Last Updated Oct 19, 2010 5:28 PM EDT
A few weeks ago, Apple CEO Steve Jobs was involved in a bit of a PR brouhaha with a Long Island University student.
Long story short, the student pinged Apple's media relations team with a question that she said was "crucial to [her] grade in the class." When the team didn't respond, she emailed Jobs -- known for often responding personally to emails -- to try to get an answer... and to complain about the PR folks.
In the reported email interchange between the two, apparently it ended with Jobs telling the student to "please leave us alone."
This has been the subject of some merriment in the mainstream media (and of great commentary over at the PR blog Spin Sucks), but I was particularly struck by the PR advice dispensed by Good Morning America: Perhaps Jobs should just have hit "delete" instead of getting into an online kerfuffle with the student.

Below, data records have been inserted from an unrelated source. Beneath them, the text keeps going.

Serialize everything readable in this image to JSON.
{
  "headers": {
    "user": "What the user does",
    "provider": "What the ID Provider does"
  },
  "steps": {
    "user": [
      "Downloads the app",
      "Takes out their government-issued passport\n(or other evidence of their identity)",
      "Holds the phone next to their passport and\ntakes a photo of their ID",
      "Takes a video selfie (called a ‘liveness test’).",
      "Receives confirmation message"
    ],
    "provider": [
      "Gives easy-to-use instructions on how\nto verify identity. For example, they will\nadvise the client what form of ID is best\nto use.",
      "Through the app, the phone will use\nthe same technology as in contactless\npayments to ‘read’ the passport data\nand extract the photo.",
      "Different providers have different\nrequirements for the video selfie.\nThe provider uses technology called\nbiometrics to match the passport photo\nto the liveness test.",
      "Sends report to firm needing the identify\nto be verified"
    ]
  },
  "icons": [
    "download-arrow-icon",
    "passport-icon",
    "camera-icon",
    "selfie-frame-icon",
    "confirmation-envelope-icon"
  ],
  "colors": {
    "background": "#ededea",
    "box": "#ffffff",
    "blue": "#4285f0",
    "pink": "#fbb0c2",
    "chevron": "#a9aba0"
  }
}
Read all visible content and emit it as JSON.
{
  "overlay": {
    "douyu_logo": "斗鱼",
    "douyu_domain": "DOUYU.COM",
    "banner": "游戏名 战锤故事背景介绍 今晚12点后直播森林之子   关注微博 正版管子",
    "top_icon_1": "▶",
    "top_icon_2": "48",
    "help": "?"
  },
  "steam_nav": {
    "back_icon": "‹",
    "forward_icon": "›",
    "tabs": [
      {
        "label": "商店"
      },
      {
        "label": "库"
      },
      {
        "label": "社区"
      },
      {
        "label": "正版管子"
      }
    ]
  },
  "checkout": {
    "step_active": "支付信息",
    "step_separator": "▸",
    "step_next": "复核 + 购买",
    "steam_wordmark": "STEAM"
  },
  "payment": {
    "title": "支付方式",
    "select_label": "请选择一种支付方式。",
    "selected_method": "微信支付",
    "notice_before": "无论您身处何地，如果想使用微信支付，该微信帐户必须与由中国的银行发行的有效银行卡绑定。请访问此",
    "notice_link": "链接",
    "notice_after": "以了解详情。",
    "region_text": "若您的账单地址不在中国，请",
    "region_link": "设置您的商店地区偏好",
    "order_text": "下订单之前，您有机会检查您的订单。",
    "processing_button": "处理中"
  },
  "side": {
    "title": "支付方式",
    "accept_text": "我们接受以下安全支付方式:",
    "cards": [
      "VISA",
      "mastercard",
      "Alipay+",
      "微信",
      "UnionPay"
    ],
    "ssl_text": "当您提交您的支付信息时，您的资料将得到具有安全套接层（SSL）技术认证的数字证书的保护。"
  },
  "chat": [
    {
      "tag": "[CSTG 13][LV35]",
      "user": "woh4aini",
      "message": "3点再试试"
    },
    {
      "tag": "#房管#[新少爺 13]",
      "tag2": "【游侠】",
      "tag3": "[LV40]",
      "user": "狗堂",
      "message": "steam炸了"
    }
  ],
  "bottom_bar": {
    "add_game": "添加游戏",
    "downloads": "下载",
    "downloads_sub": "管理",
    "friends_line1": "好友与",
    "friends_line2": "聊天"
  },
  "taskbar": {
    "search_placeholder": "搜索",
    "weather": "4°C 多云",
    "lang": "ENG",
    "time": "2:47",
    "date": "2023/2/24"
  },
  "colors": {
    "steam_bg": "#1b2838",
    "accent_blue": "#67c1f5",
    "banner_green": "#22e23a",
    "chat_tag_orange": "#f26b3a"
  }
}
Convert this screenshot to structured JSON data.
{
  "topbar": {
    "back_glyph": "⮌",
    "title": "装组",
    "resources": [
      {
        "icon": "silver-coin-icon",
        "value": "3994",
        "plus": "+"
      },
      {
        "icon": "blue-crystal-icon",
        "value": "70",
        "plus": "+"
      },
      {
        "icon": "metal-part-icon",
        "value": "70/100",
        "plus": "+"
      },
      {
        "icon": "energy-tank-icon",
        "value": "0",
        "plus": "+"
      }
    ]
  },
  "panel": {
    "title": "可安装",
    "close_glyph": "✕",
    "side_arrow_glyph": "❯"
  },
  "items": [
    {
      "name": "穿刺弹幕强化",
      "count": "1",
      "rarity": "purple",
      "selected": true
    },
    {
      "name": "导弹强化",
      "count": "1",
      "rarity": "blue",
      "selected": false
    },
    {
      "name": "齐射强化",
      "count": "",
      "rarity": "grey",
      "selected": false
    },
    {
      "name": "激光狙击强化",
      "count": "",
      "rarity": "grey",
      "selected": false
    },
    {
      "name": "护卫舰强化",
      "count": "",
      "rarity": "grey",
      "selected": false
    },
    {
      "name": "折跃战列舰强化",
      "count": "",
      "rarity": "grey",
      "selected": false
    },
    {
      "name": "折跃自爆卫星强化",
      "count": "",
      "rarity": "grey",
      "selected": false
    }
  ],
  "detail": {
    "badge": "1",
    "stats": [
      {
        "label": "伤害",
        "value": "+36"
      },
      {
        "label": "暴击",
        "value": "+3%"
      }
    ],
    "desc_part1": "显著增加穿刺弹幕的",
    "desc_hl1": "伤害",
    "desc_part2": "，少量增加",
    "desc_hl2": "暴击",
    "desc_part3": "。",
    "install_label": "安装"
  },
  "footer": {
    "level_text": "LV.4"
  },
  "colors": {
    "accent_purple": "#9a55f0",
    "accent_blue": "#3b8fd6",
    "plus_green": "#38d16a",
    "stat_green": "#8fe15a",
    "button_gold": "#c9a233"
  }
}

Good Morning America, when exactly did you get into the PR business?
If you are a public touch point in any way for your business, the single most important thing you can do is to respond to inquiries in a timely fashion.
PR is not just about sending out press releases, as I've said before. It's about managing and nurturing your organization's relationships with its stakeholders, to convert them into supporters and, possibly, even evangelists.
So it's not just "PR people" who have to do this.
If you're not already doing it, please take a few minutes and set up the following to start listening, really listening, to what your customers are saying about you online:
1. Set up a RSS feed via Google Alerts for your business' name, as well as keywords.
This is really easy to do. Simply plug your search terms into Google Alerts, and then select "feed" in the "deliver to" drop down menu.
Of course, you have the option to get these alerts delivered to you via email, but I find it easier to have them come into my RSS Reader.
Do this as many times as you have to, with all the keywords you know are relevant.
2. Do a Twitter search for your business name and keywords... again, really easy to do.
Once you've done this and have tweaked the keywords to your satisfaction, select the "feed for this query" on the top right of the results page, so that again, these results are pulled into your Reader.
3. Cover your bases.
If you really want to be comprehensive, use a free (as in, you don't have to pay for it, but you still have to put in the time to do it) tool like Social Mention, which is "like Google Alerts but for social media."
In my experience, Social Mention is a bit temperamental, but I'd rather have all my bases covered than not.
4. Once you've done this, create a folder in your Reader and pull all these feeds into that.
That will help you keep your "listening platform" organized, and I highly recommend Michael Hess' recent post that walks you through how to take this a step further, by listening to who's talking behind your back.
That's the easy part.
Once you've done this, please set up a system whereby you not only look at what's showing up in this D-I-Y dashboard, but that you actually respond, be it to a blog post, comments, tweets, whatever.
If they have a question -- answer it.
If they have a gripe -- respond to it and see how you can help.
If they're praising you to the skies -- thank them for it.
Shashi Bellamkonda of Network Solutions (disclosure: a client of mine) does this via a cross-functional team that handles customer service, PR, and social media. "It doesn't matter where the inquiries come in, he says, "they are all responded to."
One of Bellamkonda's tips is to include your customer service hotline information (or email) when setting up out-of-office emails. That way, even if you can't see the query, your customers know what to do next.
As far as Apple's media relations team's response (or lack thereof) to this situation goes, it's not what I would have done.
And if I were Jobs (which, clearly, I'm not), I would have forwarded the student's first email to the MR team, and told them to take care of it. End of story.
But ignore the email?
Well, that's downright silly.
Image: Jolante van Hemert via Flickr, CC 2.0
Shonali Burke is Principal of Shonali Burke Consulting where she helps turn businesses' communication conundrums into community cool. She's considered one of 25 women that rock social media.